In a University of Georgia study subjects were told that other subjects were forming a group—and taking a vote on whether she could join. Five minutes later, the experimenter announced the results—either the subject had gotten the least number of votes and been rejected or they had been accepted. Beforehand, half the subjects had undergone a mindfulness exercise in which each slowly ate a raisin, savoring its taste and texture and focusing on each sensation.
Later, in what they thought was a separate experiment, subjects had the opportunity to deliver a painful blast of noise to another person. Among subjects who hadn’t eaten the raisin, those who were told they’d been rejected by the group became aggressive, inflicting long and painful sonic blasts without provocation. Stung by social rejection, they took it out on other people.
But among those who’d eaten the raisin first, it didn’t matter whether they’d been ostracized or embraced. Either way, they were serene and unwilling to inflict pain on others—exactly like those who were given word of social acceptance.
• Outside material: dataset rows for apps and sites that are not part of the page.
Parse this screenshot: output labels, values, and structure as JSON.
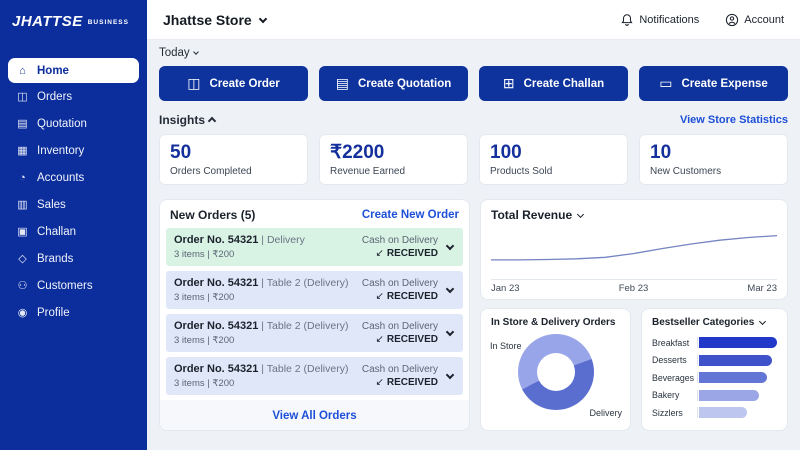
{
  "brand": {
    "logo_text": "JHATTSE",
    "logo_suffix": "BUSINESS"
  },
  "topbar": {
    "store_name": "Jhattse Store",
    "notifications_label": "Notifications",
    "account_label": "Account"
  },
  "sidebar": {
    "items": [
      {
        "label": "Home",
        "active": true
      },
      {
        "label": "Orders"
      },
      {
        "label": "Quotation"
      },
      {
        "label": "Inventory"
      },
      {
        "label": "Accounts"
      },
      {
        "label": "Sales"
      },
      {
        "label": "Challan"
      },
      {
        "label": "Brands"
      },
      {
        "label": "Customers"
      },
      {
        "label": "Profile"
      }
    ]
  },
  "icons": {
    "home": "⌂",
    "orders": "◫",
    "quotation": "▤",
    "inventory": "▦",
    "accounts": "◔",
    "sales": "▥",
    "challan": "▣",
    "brands": "◇",
    "customers": "⚇",
    "profile": "◉",
    "create_order": "◫",
    "create_quotation": "▤",
    "create_challan": "⊞",
    "create_expense": "▭"
  },
  "filters": {
    "period_label": "Today"
  },
  "actions": [
    {
      "label": "Create Order"
    },
    {
      "label": "Create Quotation"
    },
    {
      "label": "Create Challan"
    },
    {
      "label": "Create Expense"
    }
  ],
  "insights": {
    "title": "Insights",
    "stats_link": "View Store Statistics",
    "cards": [
      {
        "value": "50",
        "label": "Orders Completed"
      },
      {
        "value": "₹2200",
        "label": "Revenue Earned"
      },
      {
        "value": "100",
        "label": "Products Sold"
      },
      {
        "value": "10",
        "label": "New Customers"
      }
    ]
  },
  "new_orders": {
    "title": "New Orders (5)",
    "create_link": "Create New Order",
    "view_all": "View All Orders",
    "sep": "|",
    "status_arrow": "↙",
    "orders": [
      {
        "number": "Order No. 54321",
        "location": "Delivery",
        "items": "3 items | ₹200",
        "payment": "Cash on Delivery",
        "status": "RECEIVED",
        "highlight": "green"
      },
      {
        "number": "Order No. 54321",
        "location": "Table 2  (Delivery)",
        "items": "3 items | ₹200",
        "payment": "Cash on Delivery",
        "status": "RECEIVED",
        "highlight": "lavender"
      },
      {
        "number": "Order No. 54321",
        "location": "Table 2  (Delivery)",
        "items": "3 items | ₹200",
        "payment": "Cash on Delivery",
        "status": "RECEIVED",
        "highlight": "lavender"
      },
      {
        "number": "Order No. 54321",
        "location": "Table 2  (Delivery)",
        "items": "3 items | ₹200",
        "payment": "Cash on Delivery",
        "status": "RECEIVED",
        "highlight": "lavender"
      }
    ]
  },
  "chart_data": [
    {
      "type": "line",
      "title": "Total Revenue",
      "x_ticks": [
        "Jan 23",
        "Feb 23",
        "Mar 23"
      ],
      "x": [
        0,
        0.1,
        0.2,
        0.3,
        0.4,
        0.5,
        0.6,
        0.7,
        0.8,
        0.9,
        1
      ],
      "y": [
        16,
        16,
        17,
        19,
        23,
        33,
        46,
        58,
        68,
        75,
        80
      ],
      "note": "y values are relative 0-100; chart has no visible y-axis labels",
      "ylim": [
        0,
        100
      ],
      "color": "#7484c2",
      "grid": false,
      "legend": "none"
    },
    {
      "type": "pie",
      "title": "In Store & Delivery Orders",
      "labels": [
        "In Store",
        "Delivery"
      ],
      "values": [
        52,
        48
      ],
      "colors": [
        "#98a5e9",
        "#5a6ecf"
      ],
      "rotation_deg": 70,
      "donut": true
    },
    {
      "type": "bar",
      "orientation": "horizontal",
      "title": "Bestseller Categories",
      "categories": [
        "Breakfast",
        "Desserts",
        "Beverages",
        "Bakery",
        "Sizzlers"
      ],
      "values": [
        100,
        94,
        87,
        77,
        61
      ],
      "note": "values are relative bar lengths 0-100; no axis labels shown",
      "colors": [
        "#2138c8",
        "#3e53ca",
        "#6376d6",
        "#9aa6e5",
        "#bdc6ee"
      ],
      "xlim": [
        0,
        100
      ],
      "grid": false
    }
  ],
  "colors": {
    "sidebar_bg": "#0c2e9c",
    "button_bg": "#0e339c",
    "link_blue": "#1d4fd8",
    "stat_value_blue": "#14309c",
    "row_green": "#d8f2e4",
    "row_lavender": "#e0e7f9",
    "content_bg": "#eef1f6"
  }
}
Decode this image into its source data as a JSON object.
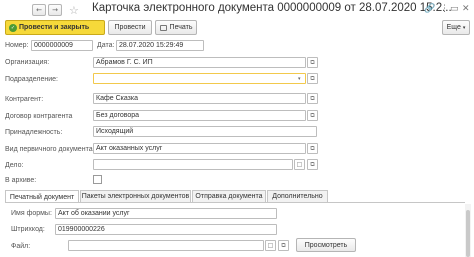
{
  "window": {
    "title": "Карточка электронного документа 0000000009 от 28.07.2020 15:2...",
    "nav_back": "←",
    "nav_forward": "→",
    "star": "☆",
    "link_icon": "🔗",
    "menu_icon": "⋮",
    "maximize_icon": "▭",
    "close_icon": "✕"
  },
  "toolbar": {
    "post_and_close": "Провести и закрыть",
    "post": "Провести",
    "print": "Печать",
    "more": "Еще",
    "more_arrow": "▾",
    "check_glyph": "✓"
  },
  "fields": {
    "number_label": "Номер:",
    "number_value": "0000000009",
    "date_label": "Дата:",
    "date_value": "28.07.2020 15:29:49",
    "organization_label": "Организация:",
    "organization_value": "Абрамов Г. С. ИП",
    "division_label": "Подразделение:",
    "division_value": "",
    "counterparty_label": "Контрагент:",
    "counterparty_value": "Кафе Сказка",
    "contract_label": "Договор контрагента",
    "contract_value": "Без договора",
    "affiliation_label": "Принадлежность:",
    "affiliation_value": "Исходящий",
    "primary_doc_type_label": "Вид первичного документа:",
    "primary_doc_type_value": "Акт оказанных услуг",
    "case_label": "Дело:",
    "case_value": "",
    "archive_label": "В архиве:",
    "select_glyph": "□",
    "open_glyph": "⧉",
    "dropdown_glyph": "▾"
  },
  "tabs": [
    "Печатный документ",
    "Пакеты электронных документов",
    "Отправка документа",
    "Дополнительно"
  ],
  "print_tab": {
    "form_name_label": "Имя формы:",
    "form_name_value": "Акт об оказании услуг",
    "barcode_label": "Штрихкод:",
    "barcode_value": "019900000226",
    "file_label": "Файл:",
    "file_value": "",
    "view_button": "Просмотреть"
  },
  "colors": {
    "primary_button": "#f6d93a",
    "active_field_border": "#f2c94c",
    "check_green": "#4c9b34"
  }
}
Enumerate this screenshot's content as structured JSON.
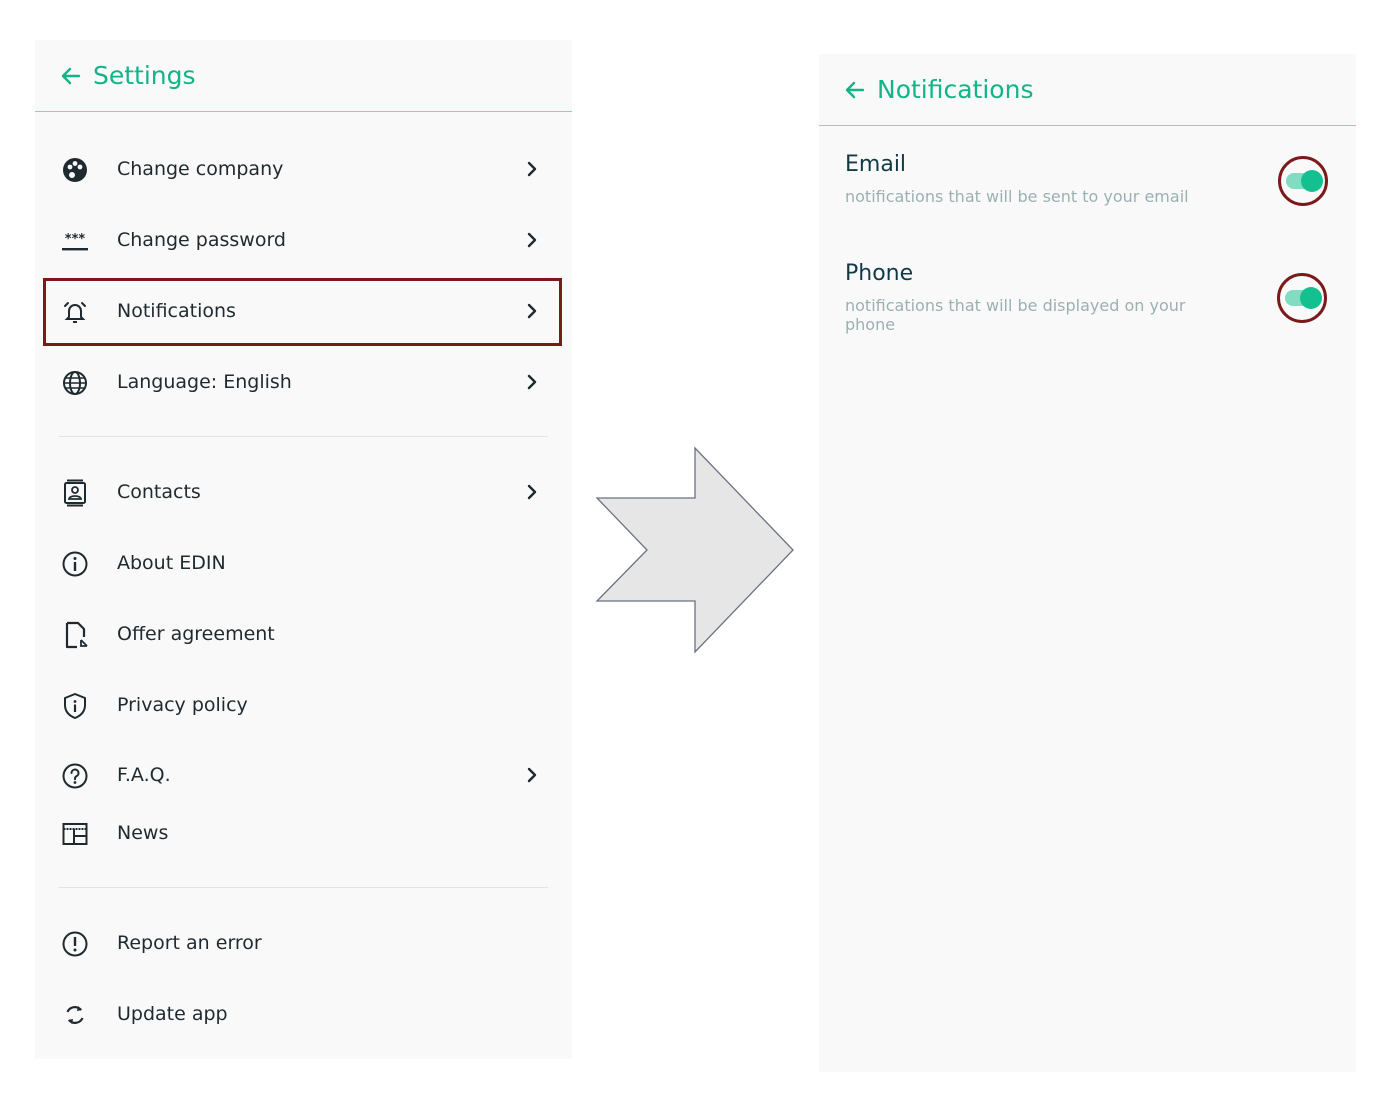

How does being in the moment make you less aggressive? Mindfulness decreases ego involvement. So people are less likely to link their self-esteem to events and more likely to take things at face value. Mindfulness also makes people feel more connected to other people—that empathic feeling of being “at one with the universe.”
Mindfulness boosts your awareness of how you interpret and react to what’s happening in your mind. It increases the gap between emotional impulse and action, allowing you to do what Buddhists call recognizing the spark before the flame. Focusing on the present reboots your mind so you can respond thoughtfully rather than automatically. Instead of lashing out in anger, backing down in fear, or mindlessly indulging a passing craving, you get the opportunity to say to yourself, “This is the emotion I’m feeling. How should I respond?”
The biggest point? Inhabiting your own mind more fully has a powerful effect on your interactions with others.
You can become mindful at any moment just by paying attention to your immediate experience. You can do it right now. What’s happening this instant? Think of yourself as an eternal witness, and just observe the moment. What do you see, hear, smell? It doesn’t matter how it feels—pleasant or unpleasant, good or bad—you roll with it because it’s what’s present; you’re not judging it. And if you notice your mind wandering, bring yourself back. Just say to yourself, Now. Now. Now.
Peace and Love, Jim